●Arguello Owned and operated by local celebrity chef Traci Des Jardins, this small restaurant is just off Moraga Hall--the main room of the Officer’s Club. Bar bites and cocktail service are available there. It is named for Luis Antonio Arguello, who was Presidio commander from 1806 to 1822 and then became the first Mexican Governor of Alta California. Mexican cuisine is the specialty, including tacos and Tequila cocktails. I was particularly fond of the carnitas tostada, but the meaty mushroom quesadilla and the shrimp taco were also delicious. A simple but tasty jicama salad with orange, avocado, and a sprinkling of pumpkin seeds made a good starter and some powdery wedding cookies provided a nice ending. An outdoor courtyard with fire pit and heaters is particularly inviting in good weather.
Presidio Theatre 99 Moraga Ave. Recently restored and reopened, this 1939 mock-Spanish theater features many historic details as well as wide aisles, good sight lines, and a perfect rake of the 600 seats.
The Walt Disney Family Museum 104 Montgomery St.
Inn at the Presidio 42 Moraga Ave. 3 stories; 22 rooms. Some gas fireplaces. Children under 12 free. Pets ok. Evening wine & cheese reception; continental breakfast buffet. Self-parking.

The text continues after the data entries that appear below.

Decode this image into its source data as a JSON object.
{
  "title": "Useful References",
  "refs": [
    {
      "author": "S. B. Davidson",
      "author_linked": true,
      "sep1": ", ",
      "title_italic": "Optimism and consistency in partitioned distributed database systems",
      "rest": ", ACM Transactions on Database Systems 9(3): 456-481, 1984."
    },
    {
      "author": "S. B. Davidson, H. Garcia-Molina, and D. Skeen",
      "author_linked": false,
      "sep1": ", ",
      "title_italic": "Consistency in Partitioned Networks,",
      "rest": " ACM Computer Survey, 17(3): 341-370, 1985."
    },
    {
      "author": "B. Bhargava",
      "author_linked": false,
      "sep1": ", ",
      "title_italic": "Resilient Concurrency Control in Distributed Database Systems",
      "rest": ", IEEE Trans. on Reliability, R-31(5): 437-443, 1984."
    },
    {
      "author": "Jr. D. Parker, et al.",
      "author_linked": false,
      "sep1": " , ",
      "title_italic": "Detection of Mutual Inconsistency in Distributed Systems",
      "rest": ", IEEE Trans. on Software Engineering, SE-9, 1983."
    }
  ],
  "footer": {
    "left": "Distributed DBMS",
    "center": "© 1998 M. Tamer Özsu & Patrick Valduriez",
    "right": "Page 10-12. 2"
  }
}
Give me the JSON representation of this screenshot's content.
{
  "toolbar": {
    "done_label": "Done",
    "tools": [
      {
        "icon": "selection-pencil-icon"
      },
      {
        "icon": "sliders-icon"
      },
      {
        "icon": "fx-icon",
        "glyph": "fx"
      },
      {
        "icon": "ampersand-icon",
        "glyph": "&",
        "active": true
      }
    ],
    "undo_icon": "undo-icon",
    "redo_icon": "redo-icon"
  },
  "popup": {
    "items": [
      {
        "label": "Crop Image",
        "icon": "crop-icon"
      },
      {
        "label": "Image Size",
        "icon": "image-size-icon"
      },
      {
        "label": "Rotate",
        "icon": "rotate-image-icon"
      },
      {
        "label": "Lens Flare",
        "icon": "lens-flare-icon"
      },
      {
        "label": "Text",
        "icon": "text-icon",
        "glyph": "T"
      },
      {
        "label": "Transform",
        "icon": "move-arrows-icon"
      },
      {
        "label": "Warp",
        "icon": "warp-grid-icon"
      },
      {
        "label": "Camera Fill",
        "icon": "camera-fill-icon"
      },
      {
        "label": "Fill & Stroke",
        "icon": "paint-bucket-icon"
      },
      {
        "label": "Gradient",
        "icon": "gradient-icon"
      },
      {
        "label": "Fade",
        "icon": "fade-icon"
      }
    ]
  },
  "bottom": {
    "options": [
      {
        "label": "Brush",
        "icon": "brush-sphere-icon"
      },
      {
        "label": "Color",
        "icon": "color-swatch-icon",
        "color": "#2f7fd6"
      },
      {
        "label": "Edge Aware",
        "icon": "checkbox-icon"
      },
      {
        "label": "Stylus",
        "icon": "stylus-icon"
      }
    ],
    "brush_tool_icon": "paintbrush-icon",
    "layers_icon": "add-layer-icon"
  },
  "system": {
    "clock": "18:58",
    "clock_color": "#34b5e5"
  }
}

This unfussy inn is the first public lodging to open in the Presidio of San Francisco, a National Historic Landmark that is within the walls of one of the country’s oldest former military posts. It operates inside historic 1903 Pershing Hall (previously the post’s bachelor officers’ quarters), allowing guests to experience a taste of the privilege once reserved for top brass. The check-in desk is an actual desk, and guests can relax comfortably in a chair during check-in. Mellow ‘40s and ‘50s music softly sets the mood. Though the property has no restaurant or bar, several dining options are available within the Presidio gates, an easy walk away. At the inn, the original mess hall and officer’s lounge serve in their original capacity at breakfast. And though the inn has no on-site fitness facilities, plenty are available nearby within the gates, including a golf course, bowling alley, YMCA gym with indoor pool and hot tub, urban spa, fitness/Pilates/yoga studio, indoor rock-climbing studio, and trampoline park. An Ecology Trail begins behind the inn’s parking lot, and guests can additionally relax in an inviting army of rocking chairs located on the front porch and balconies as well as in front of a gas fire-pit on an outdoor patio in the back. Guest rooms are contemporary in style and spacious, though they do retain their original old-time wavy glass windows.
Lodge at the Presidio 105 Montgomery St. 3 stories; 42 rooms. Parking $9. Pets ok. Evening wine and cheese; continental breakfast. Housed in a former 1890s army barracks, this is San Francisco’s closest lodging to the Golden Gate Bridge. Reflecting that fact, most rooms have stunning bay views. Public spaces include a spacious living room with fireplace, an outdoor patio with fire pit and view of the Golden Gate Bridge,
and a front porch with addictive teak rocking chairs. Original artwork pays homage to military men at rest and to the nature found right outside the door. Guest rooms feature high ceilings and spacious bathrooms with carrera marble vanities.